collectEntries() to produce the same map. I'd warn that this method is bordering on a little 'too clever' and is more difficult to read. It also assumes that the order of the filename-encoded metadata is consistent.
If we move back to the previous method, but decided that the 'rep' prefix on the replicate should be removed, we can use regular expressions to simply "subtract" pieces of a string. Here we remove a 'rep' prefix from the
replicate variable if the prefix is present:
Groovy has a lot of very helpful syntactic sugar for string manipulation. You can trim parts of a string by simply subtracting another string:
... or by subtracting a regular expression:
To quickly sanity-check a groovy expression, try the Groovy web console
We are almost there, but the we still don't have the "treatment" metadata captured in our meta map. The treament is encoded in this example in the name of the parent directory relative to the reads. Inside the map object, the reads are a list of two UnixPath objects. These objects implement the
java.nio.Path interface, which provides us many useful methods, including
We can call the
getParent() method on each of the paths like so:
If we want to call a set method on every item in a Collection, Groovy provides this convenient "spread dot" notation:
This returns another Path object, but we only want the name of the last directory, so we need to call
.getName() method on each of these Paths. We can use the spread-dot notation again:
The last piece of Groovy sugar is to note that methods with
set prefixes can be called with a property-style notation, converting
If we wanted to remove the "treatment" prefix, we can combine this new notation with the "minus" method which we used earlier in the aliased

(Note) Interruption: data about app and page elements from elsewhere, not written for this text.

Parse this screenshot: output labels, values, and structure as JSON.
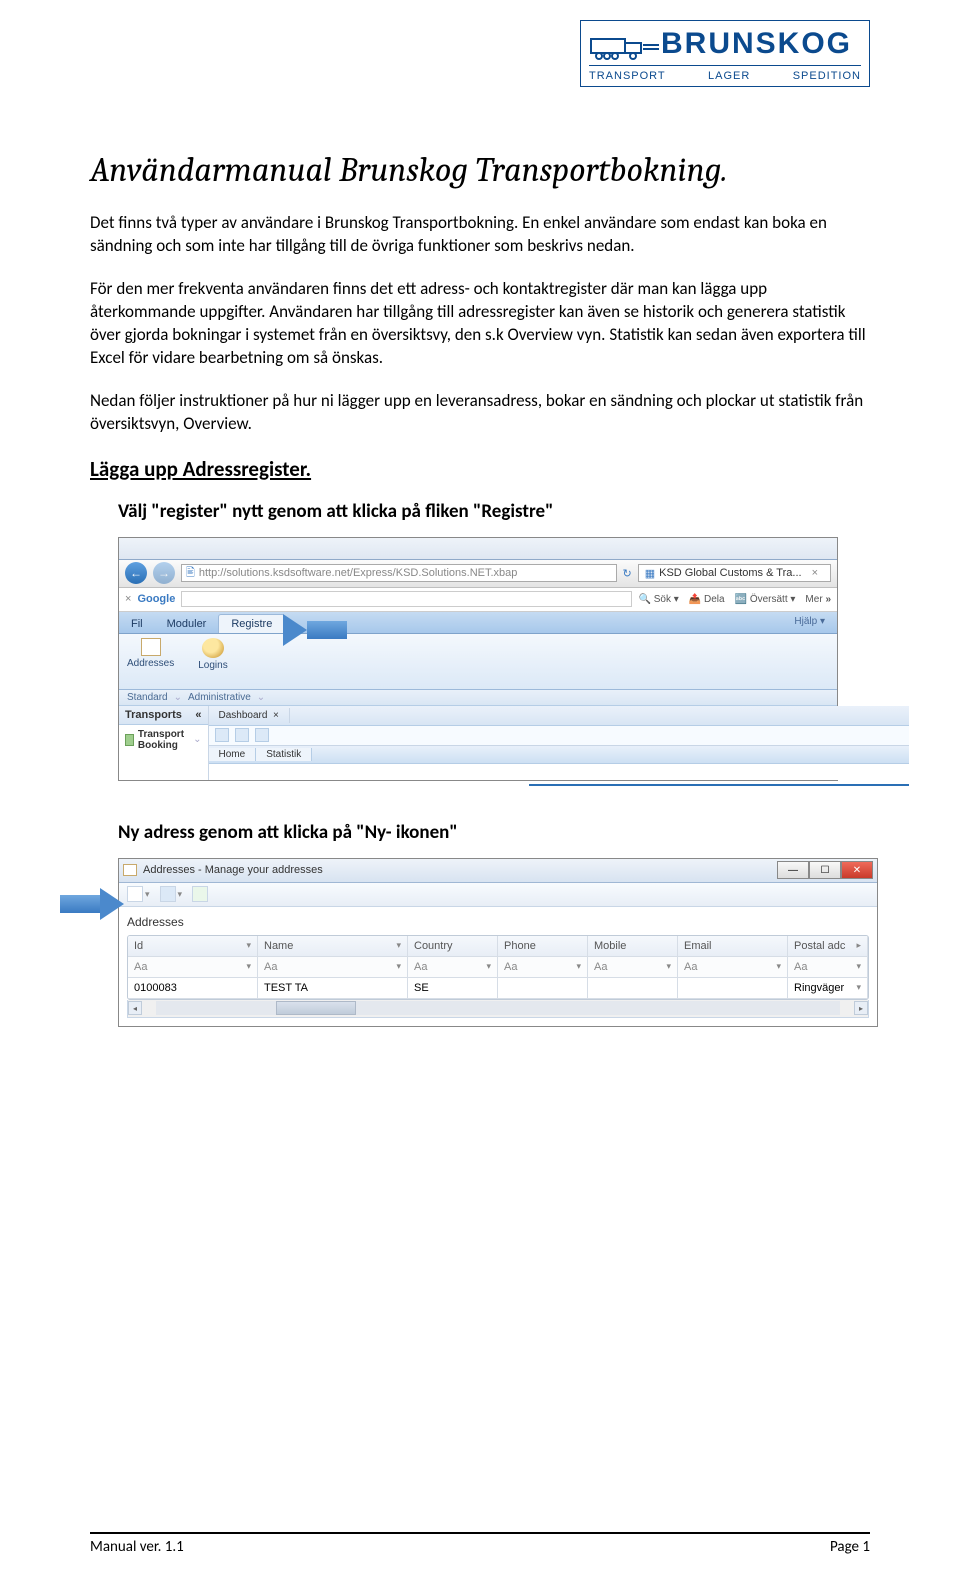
{
  "logo": {
    "company": "BRUNSKOG",
    "tags": [
      "TRANSPORT",
      "LAGER",
      "SPEDITION"
    ]
  },
  "title": "Användarmanual Brunskog Transportbokning.",
  "para1": "Det finns två typer av användare i Brunskog Transportbokning. En enkel användare som endast kan boka en sändning och som inte har tillgång till de övriga funktioner som beskrivs nedan.",
  "para2": "För den mer frekventa användaren finns det ett adress- och kontaktregister där man kan lägga upp återkommande uppgifter. Användaren har tillgång till adressregister kan även se historik och generera statistik över gjorda bokningar i systemet från en översiktsvy, den s.k Overview vyn. Statistik kan sedan även exportera till Excel för vidare bearbetning om så önskas.",
  "para3": "Nedan följer instruktioner på hur ni lägger upp en leveransadress, bokar en sändning och plockar ut statistik från översiktsvyn, Overview.",
  "section1": "Lägga upp Adressregister.",
  "step1": "Välj \"register\" nytt genom att klicka på fliken \"Registre\"",
  "step2": "Ny adress genom att klicka på \"Ny- ikonen\"",
  "shot1": {
    "url": "http://solutions.ksdsoftware.net/Express/KSD.Solutions.NET.xbap",
    "browser_tab": "KSD Global Customs & Tra...",
    "google_label": "Google",
    "google_buttons": [
      "Sök",
      "Dela",
      "Översätt",
      "Mer"
    ],
    "help": "Hjälp",
    "ribbon_tabs": [
      "Fil",
      "Moduler",
      "Registre"
    ],
    "rib_items": [
      {
        "label": "Addresses"
      },
      {
        "label": "Logins"
      }
    ],
    "groups": [
      "Standard",
      "Administrative"
    ],
    "left_header": "Transports",
    "left_item": "Transport Booking",
    "dash_tab": "Dashboard",
    "inner_tabs": [
      "Home",
      "Statistik"
    ]
  },
  "shot2": {
    "window_title": "Addresses - Manage your addresses",
    "panel_title": "Addresses",
    "columns": [
      "Id",
      "Name",
      "Country",
      "Phone",
      "Mobile",
      "Email",
      "Postal adc"
    ],
    "filter_label": "Aa",
    "row": {
      "id": "0100083",
      "name": "TEST TA",
      "country": "SE",
      "phone": "",
      "mobile": "",
      "email": "",
      "postal": "Ringväger"
    }
  },
  "footer": {
    "left": "Manual ver. 1.1",
    "right": "Page 1"
  }
}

In this particular example, we know ahead of time that the treatments must be the same because of the way the
fromFilePairs method gathers pairs, but we'll continue for the sake of the demonstration. Our final
map closure might look like:

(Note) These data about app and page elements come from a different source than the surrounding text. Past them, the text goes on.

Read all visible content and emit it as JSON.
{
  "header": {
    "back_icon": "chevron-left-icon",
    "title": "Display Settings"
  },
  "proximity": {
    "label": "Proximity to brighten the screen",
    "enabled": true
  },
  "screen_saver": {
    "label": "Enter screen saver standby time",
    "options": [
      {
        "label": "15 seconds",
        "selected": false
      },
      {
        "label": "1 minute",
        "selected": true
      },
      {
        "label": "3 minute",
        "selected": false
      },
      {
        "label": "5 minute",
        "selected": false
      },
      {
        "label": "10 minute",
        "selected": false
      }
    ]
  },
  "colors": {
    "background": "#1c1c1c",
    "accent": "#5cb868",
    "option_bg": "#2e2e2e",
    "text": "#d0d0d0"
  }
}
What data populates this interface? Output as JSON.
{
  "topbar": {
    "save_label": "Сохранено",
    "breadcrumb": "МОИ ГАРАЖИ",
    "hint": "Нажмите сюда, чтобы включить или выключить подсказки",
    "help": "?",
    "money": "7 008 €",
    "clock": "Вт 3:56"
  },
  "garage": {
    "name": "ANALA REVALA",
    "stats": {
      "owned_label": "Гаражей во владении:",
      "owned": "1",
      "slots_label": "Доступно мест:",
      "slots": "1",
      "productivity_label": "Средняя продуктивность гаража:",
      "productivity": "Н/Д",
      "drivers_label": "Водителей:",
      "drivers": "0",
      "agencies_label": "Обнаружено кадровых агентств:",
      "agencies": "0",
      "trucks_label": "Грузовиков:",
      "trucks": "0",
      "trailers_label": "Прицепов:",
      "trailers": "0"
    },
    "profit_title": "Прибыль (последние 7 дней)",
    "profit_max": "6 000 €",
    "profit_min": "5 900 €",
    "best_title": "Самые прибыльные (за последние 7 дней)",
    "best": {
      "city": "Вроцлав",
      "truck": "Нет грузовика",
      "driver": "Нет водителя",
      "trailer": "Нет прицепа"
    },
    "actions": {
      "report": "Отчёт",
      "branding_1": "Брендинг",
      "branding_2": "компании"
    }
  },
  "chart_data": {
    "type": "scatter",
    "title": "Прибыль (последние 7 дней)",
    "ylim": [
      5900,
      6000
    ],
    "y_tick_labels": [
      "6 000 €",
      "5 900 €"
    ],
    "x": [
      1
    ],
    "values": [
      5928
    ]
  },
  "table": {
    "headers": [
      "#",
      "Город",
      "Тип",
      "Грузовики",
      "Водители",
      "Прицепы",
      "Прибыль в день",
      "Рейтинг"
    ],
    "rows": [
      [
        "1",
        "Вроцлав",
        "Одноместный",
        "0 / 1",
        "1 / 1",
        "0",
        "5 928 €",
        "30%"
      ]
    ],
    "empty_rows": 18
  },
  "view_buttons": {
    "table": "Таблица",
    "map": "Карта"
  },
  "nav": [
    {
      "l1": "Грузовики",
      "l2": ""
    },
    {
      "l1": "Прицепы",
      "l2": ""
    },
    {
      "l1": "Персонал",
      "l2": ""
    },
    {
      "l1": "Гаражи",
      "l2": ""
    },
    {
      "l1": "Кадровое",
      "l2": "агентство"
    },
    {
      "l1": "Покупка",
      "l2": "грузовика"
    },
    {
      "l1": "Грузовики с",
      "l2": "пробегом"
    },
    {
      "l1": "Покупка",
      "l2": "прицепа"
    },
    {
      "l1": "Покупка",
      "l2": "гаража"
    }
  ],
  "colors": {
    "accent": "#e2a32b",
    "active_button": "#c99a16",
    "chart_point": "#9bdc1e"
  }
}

This metadata map can be passed through the workflow with the reads and used to split, join and recombine the data. The resulting channel would be suitable for any Nextflow process with inputs of the form
This channel "shape" or cardinarlity is extremely common in nf-core modules and subworkflows and is critical to enabling reusability of these modules.